Characters in Action act out even simple actions in dramatic ways. Exactly how they do this varies by character, origin, tradition, and style, but they all need to be free to act to make heroic stunts. This means they need freedom of movement, freedom to talk, and a reasonable amount of space to make their actions. The GM is free to impose penalties in these situation, generally -2. Naturally, in some cases this does not make sense, a character stuck in a ventilation duct can't do flips but can still hack into a security system with no penalty. Details of being restrained can be found in the Restraint method.
A character that is Sneaking can do stunts that affect only himself without attracting attention, but actions affecting others, even allies, draw attention. Remaining quiet when doing stunts affecting yourself does not give you impairments.
Time in Rounds
Action doesn't bother overmuch with time constraints. Time is measured in rounds and scenes, not minutes and hours. The length of a round varies depending on the type of action depicted, from the split section action of a gunfight or chase where each round is about 6 second and each shot is maybe half a second, to the leisurely pace of state dinners and steamboat chases where each round can be an hour.

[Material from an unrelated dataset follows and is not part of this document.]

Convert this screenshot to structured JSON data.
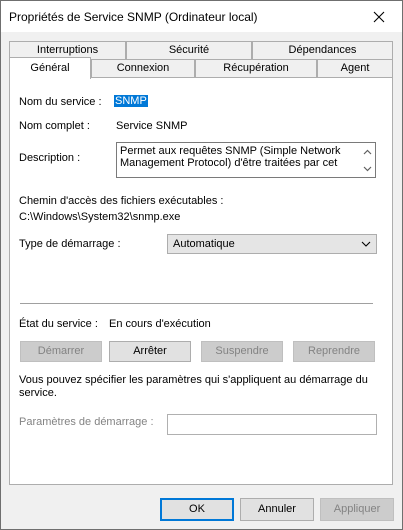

The duration of effects in Action is often "until the end of the scene". This is not strictly defined. Any consecutive sequence of rounds is definitely the same scene, and a series of short action sequences together can still be a single scene. A scene is generally between 5 and 15 minutes of time, but can be up to a day. Sometimes, the GM can be more liberal with certain powers who are fundamental for the action; heroes protected by fire resistance while exploring a volcano should not have the duration run out just because the scene ended unless there is a dramatic reason to do so.
In most cases, when the players stop to do out-of combat limit breaks or to recover lost Hits, there is a change of scene. The same is true when there is a change of scenery and staging.
A session refers to a single continuous bout of gaming in the real world. It is generally one evening's worth. In the plot, a session is generally equivalent to a single episode in a TV series. After a session, player characters recover all lost Hits and Fortune points. Certain other effects can last for the duration of a session, or be restricted to one use per session.
A story is one continuous plot with little time for the heroes to recover and restock. Most stories can be played out in a single session, but some episodes are longer and more demanding. This is similar to a multi-episode ("to be continued") in a TV series. A movie is generally a three to six episode story. A few powers recharge based on stories rather than episodes, particularly Items.
An interconnected series of stories with a continuous and setting and cast of characters. This is related to the real-world situation of your group of players, a season is a year, semester, summer camp, or other period when a game can be held repeatedly with the same group of players. Sometimes, seasons have an over-reaching plot, sometimes they don't. A season often gives enough experience points to advance their maximum skill value.
A campaign is one or more seasons that have some connection, with most of the main characters continuing from one season to the next. There might be some continuity of plot too, but that is not required.